Typical Images using    

Dose chart below GE Light speed Ultra

8 Slice



Paediatric Body Exposure Chart (8 slice GE Lightspeed Ultra)

Below is the weight-adjusted settings we previously used with a single slice GE scanner, which may be helpful for those working with single slice technology.

References

Paediatric CT protocols

  • Donnelly LF, Frush DP (2003) Pediatric multidetector CT. Radiol Clin North Am 41: 637-655
  • Frush DP, Soden B, FrushKS, Lowry C (2002) Improved pediatric multidetector CT using a size-based color-coded format. Am J Roentgenol 178: 721-726
  • Donnelly LF, Emery KH, Brody AS, Laor T, Gylys-Morin VM, Anton CG, Thomas SR, Frush DP (2001) Minimizing radiation dose for pediatric body applications of single-detector helical CT: strategies at a large children’s hospital. American Journal of Radiology 176:303-306
  • Verdun FR, Lepori D, Monnin P, Valley JF, Schnyder P, Gudinchet F (2004). Management of patient dose and image noise in pediatric CT abdominal examinations. Eur Radiol 14: 835-841
  • CTisus  Johns Hopkins Web site giving adult and pediatric CT protocols.
  • Voch P (2005) CT dose reduction in children. Eur Radiol 15: 2330-2340
  • Cody DC, Moxley DM, Krugh KT, O’Daniel JC, Wagner LK, Eftekhari F (2004) Strategies for formulating appropriate MDCT techniques when imaging the Chest, Abdomen, and Pelvis in Pediatric Patients. AJR 182:849-859
  • FDA Public Health Notification(2001): Reducing radiation risk from computed tomography for pediatric and small adult patients.
  • PatersonA, Frush DP, Donnelly LF (2001) Helical CT of the body: are settings adjusted for pediatric patients?

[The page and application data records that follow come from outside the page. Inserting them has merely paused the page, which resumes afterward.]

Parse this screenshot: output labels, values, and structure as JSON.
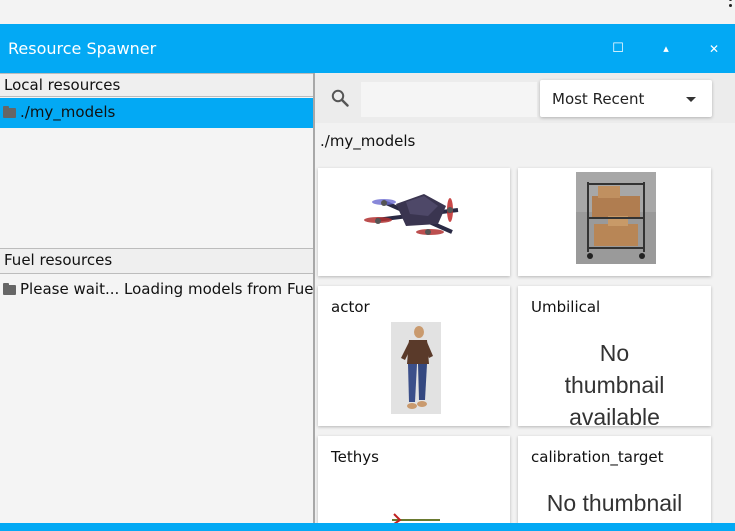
{
  "window": {
    "title": "Resource Spawner",
    "controls": {
      "maximize": "☐",
      "minimize": "▴",
      "close": "✕"
    }
  },
  "left_panel": {
    "local_header": "Local resources",
    "local_items": [
      {
        "label": "./my_models",
        "selected": true,
        "icon": "folder-icon"
      }
    ],
    "fuel_header": "Fuel resources",
    "fuel_items": [
      {
        "label": "Please wait... Loading models from Fuel.",
        "icon": "folder-icon"
      }
    ]
  },
  "right_panel": {
    "search": {
      "value": "",
      "icon": "search-icon"
    },
    "sort": {
      "selected": "Most Recent"
    },
    "path": "./my_models",
    "cards": [
      {
        "name": "",
        "thumbnail": "quadcopter"
      },
      {
        "name": "",
        "thumbnail": "cart-with-boxes"
      },
      {
        "name": "actor",
        "thumbnail": "walking-person"
      },
      {
        "name": "Umbilical",
        "thumbnail": "none",
        "no_thumbnail_text": "No thumbnail available"
      },
      {
        "name": "Tethys",
        "thumbnail": "tethys"
      },
      {
        "name": "calibration_target",
        "thumbnail": "none",
        "no_thumbnail_text": "No thumbnail"
      }
    ]
  },
  "colors": {
    "accent": "#03a9f4",
    "panel_bg": "#f2f2f2",
    "card_bg": "#ffffff"
  }
}
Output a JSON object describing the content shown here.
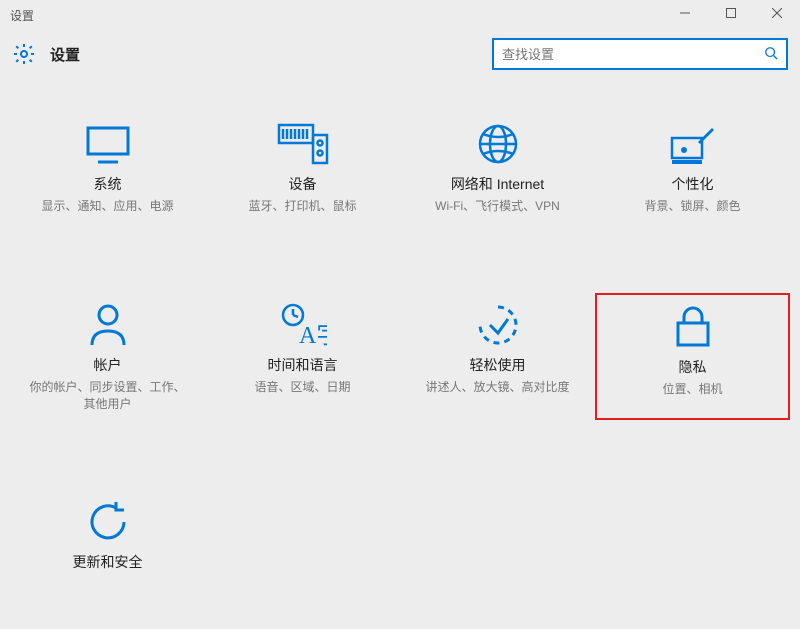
{
  "window": {
    "title": "设置",
    "heading": "设置"
  },
  "search": {
    "placeholder": "查找设置"
  },
  "tiles": [
    {
      "id": "system",
      "title": "系统",
      "desc": "显示、通知、应用、电源"
    },
    {
      "id": "devices",
      "title": "设备",
      "desc": "蓝牙、打印机、鼠标"
    },
    {
      "id": "network",
      "title": "网络和 Internet",
      "desc": "Wi-Fi、飞行模式、VPN"
    },
    {
      "id": "personalize",
      "title": "个性化",
      "desc": "背景、锁屏、颜色"
    },
    {
      "id": "accounts",
      "title": "帐户",
      "desc": "你的帐户、同步设置、工作、其他用户"
    },
    {
      "id": "time-language",
      "title": "时间和语言",
      "desc": "语音、区域、日期"
    },
    {
      "id": "ease-access",
      "title": "轻松使用",
      "desc": "讲述人、放大镜、高对比度"
    },
    {
      "id": "privacy",
      "title": "隐私",
      "desc": "位置、相机",
      "highlight": true
    },
    {
      "id": "update",
      "title": "更新和安全",
      "desc": ""
    }
  ]
}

American Journal of Radiology 176:297-301

Parameters affecting CT dose

Malignancy risks associated with ionizing radiation

  • ICRP Publication no.60. 1990 recommendations of the International Commission on Radiological Protection. Oxford, England: Pergamon, 1991
  • BEIR VII – Phase 2 (2005) Health risks from exposure to low levels of ionizing radiation. National Academies Press.
  • Donnelly LF (2002) Lessons from history. Pediatr Radiol 32: 287-292

Risks associated with pediatric CT

  • Brenner DJ, Elliston CD, Hall EJ, Berdon WE (2001) Estimated risks of radiation-induced fatal cancer from pediatric CT. American Journal of Radiology 176:289-296
  • Pierce DA, Preston DL (2000) Radiation-related cancer risks at low doses among atomic bomb survivors. Radiation Research 154:178-186
  • Brenner DJ. Estimating cancer risks from pediatric CT: going from the qualitative to the quantitative. Pediatr Radiol 2002; 32: 228-231.
  • Conference on the ALARA concept in pediatric intelligent dose reduction (2002) Pediatr Radiol 32 (4): 217-313

Effective doses in CT examinations.

  • Picano E (2004) Sustainability of medical imaging. BMJ 328: 578-580
  • FDA website What are the radiation risks from CT?
  • Shrimpton PC, Hillier MC, Lewis MA, Dunn M (2005) Doses from Computed Tomography examinations in the UK – 2003 review. NRPB – W67, NRPB Publications.
  • Huda W. Effective doses to adult and pediatric patients. Pediatr Radiol 2002; 32: 272-279.

Useful articles for paediatricians

  • Frush DP, Donnelly LF and RosenNS (2004) Computed tomography and radiation risks: What pediatric health providers should know. Pediatrics 112(4): 951-957
  • Thomas KE, Parnell-Parmley JE, Haidar S, Moineddin R, Charkot E, BenDavid G and Krajewski C (2006) Assessment of radiation dose awareness among pediatricians. Pediatric Radiology 36: 823-832
  • American Academy of Pediatrics Grand Rounds8: 41-42 (2002) Think Twice before Ordering that CT.
  • Radiation Risks and Pediatric Computed Tomography (CT): A guide for health care providers. Published by the National Cancer Institute (2002). 

For more information click here.